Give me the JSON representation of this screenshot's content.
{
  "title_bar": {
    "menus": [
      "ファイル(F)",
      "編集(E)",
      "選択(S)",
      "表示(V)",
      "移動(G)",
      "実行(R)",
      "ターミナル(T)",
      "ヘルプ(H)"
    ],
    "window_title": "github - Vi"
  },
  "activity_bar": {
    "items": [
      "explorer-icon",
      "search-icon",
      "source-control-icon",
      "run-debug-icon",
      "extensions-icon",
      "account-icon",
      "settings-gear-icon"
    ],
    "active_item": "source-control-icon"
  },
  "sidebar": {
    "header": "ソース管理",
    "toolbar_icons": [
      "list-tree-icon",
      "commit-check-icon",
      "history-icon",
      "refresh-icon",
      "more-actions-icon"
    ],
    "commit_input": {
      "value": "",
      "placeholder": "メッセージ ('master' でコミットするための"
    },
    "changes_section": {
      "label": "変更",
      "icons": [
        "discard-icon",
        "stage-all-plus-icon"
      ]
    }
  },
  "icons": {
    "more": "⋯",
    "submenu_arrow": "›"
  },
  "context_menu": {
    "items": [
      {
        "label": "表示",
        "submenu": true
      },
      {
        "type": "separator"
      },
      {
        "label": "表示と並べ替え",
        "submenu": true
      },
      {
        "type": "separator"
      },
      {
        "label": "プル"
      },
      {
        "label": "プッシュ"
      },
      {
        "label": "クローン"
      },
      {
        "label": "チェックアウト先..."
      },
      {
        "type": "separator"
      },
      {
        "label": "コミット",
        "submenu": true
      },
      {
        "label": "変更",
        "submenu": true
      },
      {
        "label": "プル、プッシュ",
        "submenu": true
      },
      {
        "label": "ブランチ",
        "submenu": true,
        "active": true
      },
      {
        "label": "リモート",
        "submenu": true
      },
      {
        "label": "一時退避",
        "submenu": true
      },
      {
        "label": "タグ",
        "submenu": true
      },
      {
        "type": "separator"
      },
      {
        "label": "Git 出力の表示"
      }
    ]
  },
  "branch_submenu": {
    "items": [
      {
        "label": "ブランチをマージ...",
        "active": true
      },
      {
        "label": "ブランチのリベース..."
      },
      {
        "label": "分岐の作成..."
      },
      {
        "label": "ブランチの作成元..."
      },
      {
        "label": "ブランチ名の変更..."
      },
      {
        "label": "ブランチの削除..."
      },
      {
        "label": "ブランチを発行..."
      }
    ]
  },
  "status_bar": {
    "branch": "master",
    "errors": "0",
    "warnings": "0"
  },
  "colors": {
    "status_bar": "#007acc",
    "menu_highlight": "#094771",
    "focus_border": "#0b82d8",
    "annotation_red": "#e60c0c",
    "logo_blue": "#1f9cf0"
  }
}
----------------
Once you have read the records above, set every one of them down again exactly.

Give me the JSON representation of this screenshot's content.
{
  "title_bar": {
    "menus": [
      "ファイル(F)",
      "編集(E)",
      "選択(S)",
      "表示(V)",
      "移動(G)",
      "実行(R)",
      "ターミナル(T)",
      "ヘルプ(H)"
    ],
    "window_title": "github - Vi"
  },
  "activity_bar": {
    "items": [
      "explorer-icon",
      "search-icon",
      "source-control-icon",
      "run-debug-icon",
      "extensions-icon",
      "account-icon",
      "settings-gear-icon"
    ],
    "active_item": "source-control-icon"
  },
  "sidebar": {
    "header": "ソース管理",
    "toolbar_icons": [
      "list-tree-icon",
      "commit-check-icon",
      "history-icon",
      "refresh-icon",
      "more-actions-icon"
    ],
    "commit_input": {
      "value": "",
      "placeholder": "メッセージ ('master' でコミットするための"
    },
    "changes_section": {
      "label": "変更",
      "icons": [
        "discard-icon",
        "stage-all-plus-icon"
      ]
    }
  },
  "icons": {
    "more": "⋯",
    "submenu_arrow": "›"
  },
  "context_menu": {
    "items": [
      {
        "label": "表示",
        "submenu": true
      },
      {
        "type": "separator"
      },
      {
        "label": "表示と並べ替え",
        "submenu": true
      },
      {
        "type": "separator"
      },
      {
        "label": "プル"
      },
      {
        "label": "プッシュ"
      },
      {
        "label": "クローン"
      },
      {
        "label": "チェックアウト先..."
      },
      {
        "type": "separator"
      },
      {
        "label": "コミット",
        "submenu": true
      },
      {
        "label": "変更",
        "submenu": true
      },
      {
        "label": "プル、プッシュ",
        "submenu": true
      },
      {
        "label": "ブランチ",
        "submenu": true,
        "active": true
      },
      {
        "label": "リモート",
        "submenu": true
      },
      {
        "label": "一時退避",
        "submenu": true
      },
      {
        "label": "タグ",
        "submenu": true
      },
      {
        "type": "separator"
      },
      {
        "label": "Git 出力の表示"
      }
    ]
  },
  "branch_submenu": {
    "items": [
      {
        "label": "ブランチをマージ...",
        "active": true
      },
      {
        "label": "ブランチのリベース..."
      },
      {
        "label": "分岐の作成..."
      },
      {
        "label": "ブランチの作成元..."
      },
      {
        "label": "ブランチ名の変更..."
      },
      {
        "label": "ブランチの削除..."
      },
      {
        "label": "ブランチを発行..."
      }
    ]
  },
  "status_bar": {
    "branch": "master",
    "errors": "0",
    "warnings": "0"
  },
  "colors": {
    "status_bar": "#007acc",
    "menu_highlight": "#094771",
    "focus_border": "#0b82d8",
    "annotation_red": "#e60c0c",
    "logo_blue": "#1f9cf0"
  }
}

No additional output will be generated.